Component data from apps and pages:
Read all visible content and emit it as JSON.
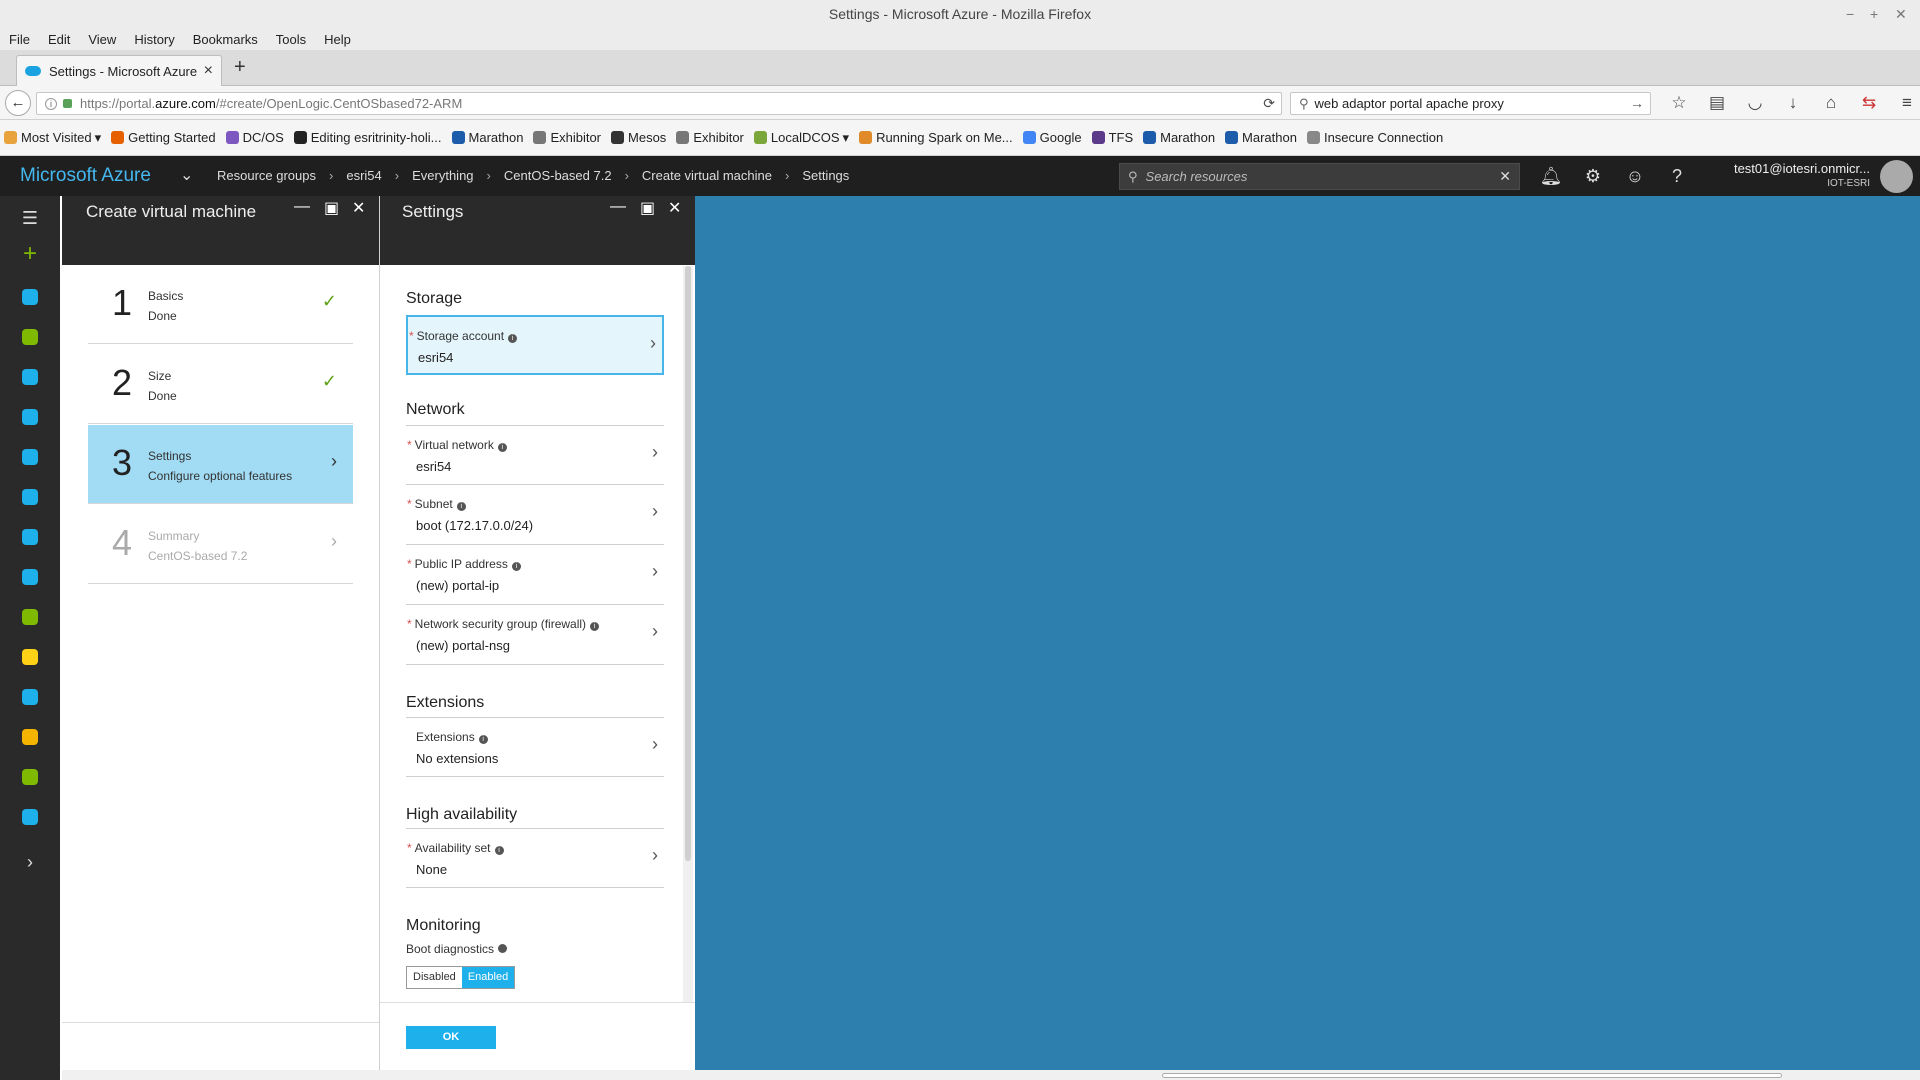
{
  "window": {
    "title": "Settings - Microsoft Azure - Mozilla Firefox"
  },
  "menu": [
    "File",
    "Edit",
    "View",
    "History",
    "Bookmarks",
    "Tools",
    "Help"
  ],
  "tab": {
    "title": "Settings - Microsoft Azure"
  },
  "url": {
    "prefix": "https://portal.",
    "domain": "azure.com",
    "rest": "/#create/OpenLogic.CentOSbased72-ARM"
  },
  "search": {
    "value": "web adaptor portal apache proxy"
  },
  "bookmarks": [
    {
      "label": "Most Visited",
      "color": "#e8a33d",
      "dropdown": true
    },
    {
      "label": "Getting Started",
      "color": "#e66000"
    },
    {
      "label": "DC/OS",
      "color": "#7d58c0"
    },
    {
      "label": "Editing esritrinity-holi...",
      "color": "#222222"
    },
    {
      "label": "Marathon",
      "color": "#1c5cab"
    },
    {
      "label": "Exhibitor",
      "color": "#777777"
    },
    {
      "label": "Mesos",
      "color": "#333333"
    },
    {
      "label": "Exhibitor",
      "color": "#777777"
    },
    {
      "label": "LocalDCOS",
      "color": "#7aa63a",
      "dropdown": true
    },
    {
      "label": "Running Spark on Me...",
      "color": "#e08a2a"
    },
    {
      "label": "Google",
      "color": "#4285f4"
    },
    {
      "label": "TFS",
      "color": "#5b3a8a"
    },
    {
      "label": "Marathon",
      "color": "#1c5cab"
    },
    {
      "label": "Marathon",
      "color": "#1c5cab"
    },
    {
      "label": "Insecure Connection",
      "color": "#888888"
    }
  ],
  "azure": {
    "brand": "Microsoft Azure",
    "breadcrumbs": [
      "Resource groups",
      "esri54",
      "Everything",
      "CentOS-based 7.2",
      "Create virtual machine",
      "Settings"
    ],
    "search_placeholder": "Search resources",
    "account": {
      "user": "test01@iotesri.onmicr...",
      "org": "IOT-ESRI"
    }
  },
  "leftnav_colors": [
    "#1eb0ea",
    "#7fba00",
    "#1eb0ea",
    "#1eb0ea",
    "#1eb0ea",
    "#1eb0ea",
    "#1eb0ea",
    "#1eb0ea",
    "#7fba00",
    "#fcd116",
    "#1eb0ea",
    "#f4b400",
    "#7fba00",
    "#1eb0ea"
  ],
  "blade1": {
    "title": "Create virtual machine",
    "steps": [
      {
        "num": "1",
        "name": "Basics",
        "sub": "Done",
        "state": "done"
      },
      {
        "num": "2",
        "name": "Size",
        "sub": "Done",
        "state": "done"
      },
      {
        "num": "3",
        "name": "Settings",
        "sub": "Configure optional features",
        "state": "active"
      },
      {
        "num": "4",
        "name": "Summary",
        "sub": "CentOS-based 7.2",
        "state": "pending"
      }
    ]
  },
  "blade2": {
    "title": "Settings",
    "storage": {
      "heading": "Storage",
      "account": {
        "label": "Storage account",
        "value": "esri54"
      }
    },
    "network": {
      "heading": "Network",
      "vnet": {
        "label": "Virtual network",
        "value": "esri54"
      },
      "subnet": {
        "label": "Subnet",
        "value": "boot (172.17.0.0/24)"
      },
      "pip": {
        "label": "Public IP address",
        "value": "(new) portal-ip"
      },
      "nsg": {
        "label": "Network security group (firewall)",
        "value": "(new) portal-nsg"
      }
    },
    "extensions": {
      "heading": "Extensions",
      "ext": {
        "label": "Extensions",
        "value": "No extensions"
      }
    },
    "ha": {
      "heading": "High availability",
      "avset": {
        "label": "Availability set",
        "value": "None"
      }
    },
    "monitoring": {
      "heading": "Monitoring",
      "boot_label": "Boot diagnostics",
      "disabled": "Disabled",
      "enabled": "Enabled"
    },
    "ok": "OK"
  }
}
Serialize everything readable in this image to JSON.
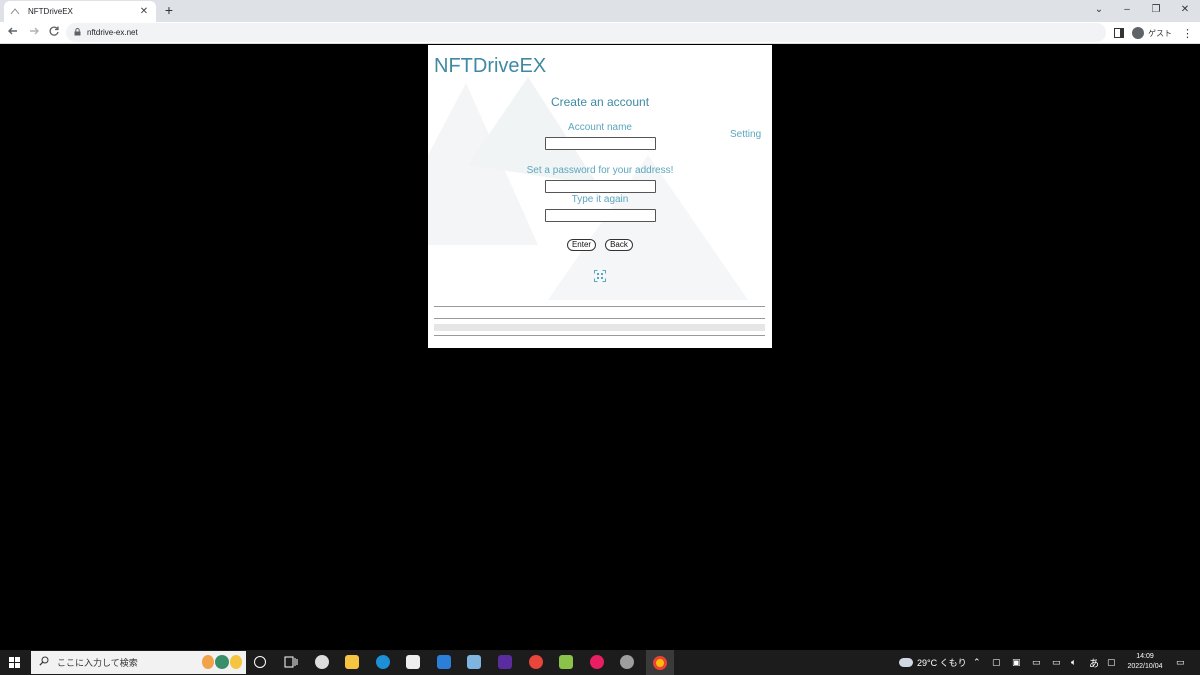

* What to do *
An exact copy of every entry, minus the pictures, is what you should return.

* Response to this exercise *
Read all visible content and emit it as JSON.
{
  "window": {
    "title": "Settings - Microsoft Azure - Mozilla Firefox"
  },
  "menu": [
    "File",
    "Edit",
    "View",
    "History",
    "Bookmarks",
    "Tools",
    "Help"
  ],
  "tab": {
    "title": "Settings - Microsoft Azure"
  },
  "url": {
    "prefix": "https://portal.",
    "domain": "azure.com",
    "rest": "/#create/OpenLogic.CentOSbased72-ARM"
  },
  "search": {
    "value": "web adaptor portal apache proxy"
  },
  "bookmarks": [
    {
      "label": "Most Visited",
      "color": "#e8a33d",
      "dropdown": true
    },
    {
      "label": "Getting Started",
      "color": "#e66000"
    },
    {
      "label": "DC/OS",
      "color": "#7d58c0"
    },
    {
      "label": "Editing esritrinity-holi...",
      "color": "#222222"
    },
    {
      "label": "Marathon",
      "color": "#1c5cab"
    },
    {
      "label": "Exhibitor",
      "color": "#777777"
    },
    {
      "label": "Mesos",
      "color": "#333333"
    },
    {
      "label": "Exhibitor",
      "color": "#777777"
    },
    {
      "label": "LocalDCOS",
      "color": "#7aa63a",
      "dropdown": true
    },
    {
      "label": "Running Spark on Me...",
      "color": "#e08a2a"
    },
    {
      "label": "Google",
      "color": "#4285f4"
    },
    {
      "label": "TFS",
      "color": "#5b3a8a"
    },
    {
      "label": "Marathon",
      "color": "#1c5cab"
    },
    {
      "label": "Marathon",
      "color": "#1c5cab"
    },
    {
      "label": "Insecure Connection",
      "color": "#888888"
    }
  ],
  "azure": {
    "brand": "Microsoft Azure",
    "breadcrumbs": [
      "Resource groups",
      "esri54",
      "Everything",
      "CentOS-based 7.2",
      "Create virtual machine",
      "Settings"
    ],
    "search_placeholder": "Search resources",
    "account": {
      "user": "test01@iotesri.onmicr...",
      "org": "IOT-ESRI"
    }
  },
  "leftnav_colors": [
    "#1eb0ea",
    "#7fba00",
    "#1eb0ea",
    "#1eb0ea",
    "#1eb0ea",
    "#1eb0ea",
    "#1eb0ea",
    "#1eb0ea",
    "#7fba00",
    "#fcd116",
    "#1eb0ea",
    "#f4b400",
    "#7fba00",
    "#1eb0ea"
  ],
  "blade1": {
    "title": "Create virtual machine",
    "steps": [
      {
        "num": "1",
        "name": "Basics",
        "sub": "Done",
        "state": "done"
      },
      {
        "num": "2",
        "name": "Size",
        "sub": "Done",
        "state": "done"
      },
      {
        "num": "3",
        "name": "Settings",
        "sub": "Configure optional features",
        "state": "active"
      },
      {
        "num": "4",
        "name": "Summary",
        "sub": "CentOS-based 7.2",
        "state": "pending"
      }
    ]
  },
  "blade2": {
    "title": "Settings",
    "storage": {
      "heading": "Storage",
      "account": {
        "label": "Storage account",
        "value": "esri54"
      }
    },
    "network": {
      "heading": "Network",
      "vnet": {
        "label": "Virtual network",
        "value": "esri54"
      },
      "subnet": {
        "label": "Subnet",
        "value": "boot (172.17.0.0/24)"
      },
      "pip": {
        "label": "Public IP address",
        "value": "(new) portal-ip"
      },
      "nsg": {
        "label": "Network security group (firewall)",
        "value": "(new) portal-nsg"
      }
    },
    "extensions": {
      "heading": "Extensions",
      "ext": {
        "label": "Extensions",
        "value": "No extensions"
      }
    },
    "ha": {
      "heading": "High availability",
      "avset": {
        "label": "Availability set",
        "value": "None"
      }
    },
    "monitoring": {
      "heading": "Monitoring",
      "boot_label": "Boot diagnostics",
      "disabled": "Disabled",
      "enabled": "Enabled"
    },
    "ok": "OK"
  }
}
Serialize everything readable in this image to JSON.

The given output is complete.